━━━━━ EXTRACTED RECORDS

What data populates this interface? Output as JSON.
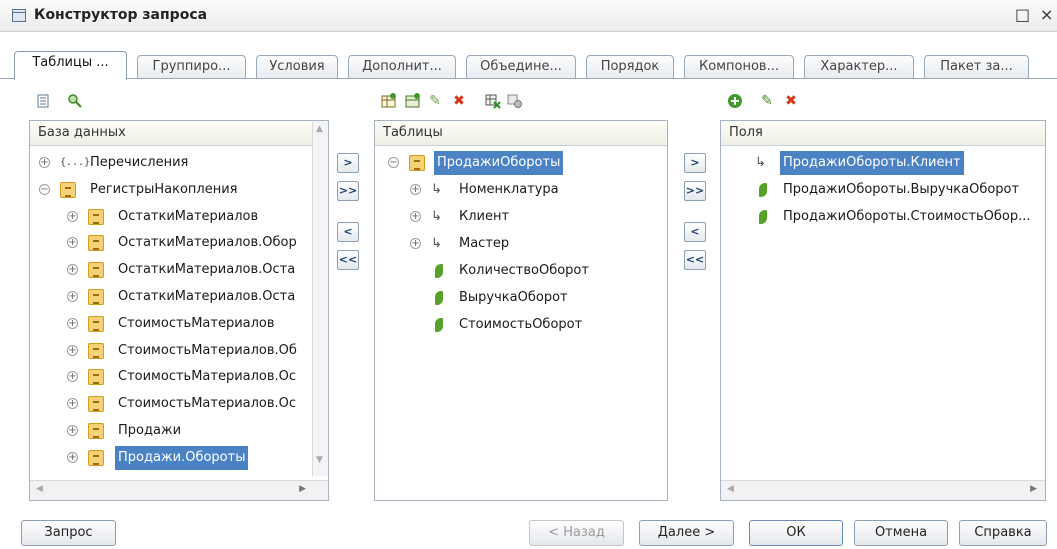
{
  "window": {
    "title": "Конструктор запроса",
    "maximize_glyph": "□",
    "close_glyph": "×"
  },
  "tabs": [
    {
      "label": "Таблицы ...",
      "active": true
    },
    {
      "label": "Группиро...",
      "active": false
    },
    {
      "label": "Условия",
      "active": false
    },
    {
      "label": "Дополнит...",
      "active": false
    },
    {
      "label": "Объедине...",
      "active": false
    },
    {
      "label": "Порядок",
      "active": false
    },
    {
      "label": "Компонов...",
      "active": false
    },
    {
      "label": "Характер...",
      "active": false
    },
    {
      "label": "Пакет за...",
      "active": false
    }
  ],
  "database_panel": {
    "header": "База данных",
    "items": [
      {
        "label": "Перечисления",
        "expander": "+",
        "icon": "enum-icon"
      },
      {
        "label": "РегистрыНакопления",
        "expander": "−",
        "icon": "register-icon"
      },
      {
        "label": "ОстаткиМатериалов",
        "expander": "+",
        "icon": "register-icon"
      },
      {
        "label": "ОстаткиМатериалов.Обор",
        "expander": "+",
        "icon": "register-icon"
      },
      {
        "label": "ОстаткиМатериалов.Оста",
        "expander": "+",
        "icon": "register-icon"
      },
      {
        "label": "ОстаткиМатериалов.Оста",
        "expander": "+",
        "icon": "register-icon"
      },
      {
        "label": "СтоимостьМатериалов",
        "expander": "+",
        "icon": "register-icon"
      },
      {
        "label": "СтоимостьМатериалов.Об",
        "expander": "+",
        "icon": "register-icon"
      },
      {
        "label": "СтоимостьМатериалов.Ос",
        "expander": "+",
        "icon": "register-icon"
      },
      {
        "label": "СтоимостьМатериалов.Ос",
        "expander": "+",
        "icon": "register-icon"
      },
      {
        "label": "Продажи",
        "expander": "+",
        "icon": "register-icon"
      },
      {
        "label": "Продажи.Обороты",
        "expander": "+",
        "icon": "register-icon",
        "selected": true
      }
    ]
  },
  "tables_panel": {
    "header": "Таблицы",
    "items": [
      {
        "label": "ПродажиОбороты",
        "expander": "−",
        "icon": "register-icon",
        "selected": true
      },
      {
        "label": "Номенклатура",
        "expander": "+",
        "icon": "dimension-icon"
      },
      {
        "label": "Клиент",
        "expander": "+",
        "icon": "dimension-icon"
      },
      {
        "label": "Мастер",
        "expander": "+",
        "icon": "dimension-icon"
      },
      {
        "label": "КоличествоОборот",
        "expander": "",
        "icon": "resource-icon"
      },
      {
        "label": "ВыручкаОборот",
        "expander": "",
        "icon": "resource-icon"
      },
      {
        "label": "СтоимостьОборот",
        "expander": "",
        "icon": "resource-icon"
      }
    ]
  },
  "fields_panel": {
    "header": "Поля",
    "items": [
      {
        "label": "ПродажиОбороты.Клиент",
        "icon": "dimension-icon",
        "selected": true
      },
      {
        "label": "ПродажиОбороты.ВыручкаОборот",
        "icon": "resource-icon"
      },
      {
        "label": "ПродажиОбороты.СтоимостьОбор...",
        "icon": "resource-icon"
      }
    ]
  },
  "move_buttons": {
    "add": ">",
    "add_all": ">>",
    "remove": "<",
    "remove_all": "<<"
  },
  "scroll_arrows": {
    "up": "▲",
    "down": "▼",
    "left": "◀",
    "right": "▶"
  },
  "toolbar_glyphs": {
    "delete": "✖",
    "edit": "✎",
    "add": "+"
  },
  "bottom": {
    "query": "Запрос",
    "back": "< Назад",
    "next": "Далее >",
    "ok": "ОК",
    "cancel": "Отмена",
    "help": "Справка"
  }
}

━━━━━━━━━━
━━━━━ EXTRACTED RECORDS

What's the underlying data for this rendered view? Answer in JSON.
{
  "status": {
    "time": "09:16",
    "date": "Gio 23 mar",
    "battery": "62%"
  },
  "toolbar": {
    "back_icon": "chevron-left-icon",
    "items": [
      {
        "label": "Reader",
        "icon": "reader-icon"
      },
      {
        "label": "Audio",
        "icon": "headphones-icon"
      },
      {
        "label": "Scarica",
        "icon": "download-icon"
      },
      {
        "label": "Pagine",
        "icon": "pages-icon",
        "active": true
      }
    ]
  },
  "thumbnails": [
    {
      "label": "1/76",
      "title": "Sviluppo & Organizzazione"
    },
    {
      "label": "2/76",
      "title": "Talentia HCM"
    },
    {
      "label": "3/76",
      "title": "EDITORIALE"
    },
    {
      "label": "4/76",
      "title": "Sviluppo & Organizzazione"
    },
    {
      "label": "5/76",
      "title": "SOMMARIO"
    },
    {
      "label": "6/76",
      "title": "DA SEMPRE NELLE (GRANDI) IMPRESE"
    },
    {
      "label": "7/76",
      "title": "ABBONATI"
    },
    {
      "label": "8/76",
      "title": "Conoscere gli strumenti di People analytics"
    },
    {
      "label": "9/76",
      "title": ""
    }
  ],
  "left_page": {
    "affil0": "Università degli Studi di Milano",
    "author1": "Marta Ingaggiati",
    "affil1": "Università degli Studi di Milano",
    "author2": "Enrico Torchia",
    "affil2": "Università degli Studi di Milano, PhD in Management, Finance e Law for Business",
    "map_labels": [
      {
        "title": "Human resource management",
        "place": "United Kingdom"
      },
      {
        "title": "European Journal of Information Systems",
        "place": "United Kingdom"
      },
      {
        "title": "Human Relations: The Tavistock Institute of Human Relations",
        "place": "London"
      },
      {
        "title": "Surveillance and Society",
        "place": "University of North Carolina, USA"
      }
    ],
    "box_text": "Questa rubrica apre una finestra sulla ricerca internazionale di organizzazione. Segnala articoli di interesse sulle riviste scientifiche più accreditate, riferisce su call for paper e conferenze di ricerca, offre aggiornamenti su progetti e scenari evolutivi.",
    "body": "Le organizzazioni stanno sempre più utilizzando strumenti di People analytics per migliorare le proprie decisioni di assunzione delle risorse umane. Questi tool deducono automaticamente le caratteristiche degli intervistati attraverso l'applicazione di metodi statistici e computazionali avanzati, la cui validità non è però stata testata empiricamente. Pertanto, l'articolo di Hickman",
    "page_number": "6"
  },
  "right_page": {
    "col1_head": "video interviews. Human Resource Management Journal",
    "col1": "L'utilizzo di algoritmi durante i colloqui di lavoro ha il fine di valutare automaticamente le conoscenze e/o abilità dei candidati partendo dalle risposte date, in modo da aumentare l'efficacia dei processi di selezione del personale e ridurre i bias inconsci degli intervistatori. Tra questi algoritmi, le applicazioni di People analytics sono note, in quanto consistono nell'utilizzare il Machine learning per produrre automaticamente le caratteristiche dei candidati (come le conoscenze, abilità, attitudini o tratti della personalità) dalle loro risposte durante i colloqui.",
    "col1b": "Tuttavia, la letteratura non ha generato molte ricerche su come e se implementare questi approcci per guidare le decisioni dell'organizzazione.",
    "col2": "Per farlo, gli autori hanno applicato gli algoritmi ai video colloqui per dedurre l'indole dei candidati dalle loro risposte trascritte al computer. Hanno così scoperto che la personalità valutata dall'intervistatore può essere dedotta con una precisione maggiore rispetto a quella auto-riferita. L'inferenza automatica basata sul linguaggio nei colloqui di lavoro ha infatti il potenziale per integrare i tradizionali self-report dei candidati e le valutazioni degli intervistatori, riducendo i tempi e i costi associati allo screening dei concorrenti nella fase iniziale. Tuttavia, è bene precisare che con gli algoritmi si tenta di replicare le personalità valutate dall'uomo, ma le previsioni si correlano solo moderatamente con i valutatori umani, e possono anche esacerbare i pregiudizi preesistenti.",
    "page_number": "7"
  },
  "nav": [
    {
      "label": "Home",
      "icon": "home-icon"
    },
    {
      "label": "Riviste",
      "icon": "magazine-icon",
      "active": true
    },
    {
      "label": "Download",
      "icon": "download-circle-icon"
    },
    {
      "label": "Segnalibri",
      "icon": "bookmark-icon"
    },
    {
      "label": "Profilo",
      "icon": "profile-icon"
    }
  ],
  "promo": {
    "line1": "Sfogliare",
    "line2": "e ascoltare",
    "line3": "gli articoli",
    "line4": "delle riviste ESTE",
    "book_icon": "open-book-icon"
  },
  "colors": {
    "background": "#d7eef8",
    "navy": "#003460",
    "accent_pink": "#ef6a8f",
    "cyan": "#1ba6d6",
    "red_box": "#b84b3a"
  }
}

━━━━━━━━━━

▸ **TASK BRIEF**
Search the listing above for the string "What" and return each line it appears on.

▸ **WRITTEN SOLUTION**
What data populates this interface? Output as JSON.
What's the underlying data for this rendered view? Answer in JSON.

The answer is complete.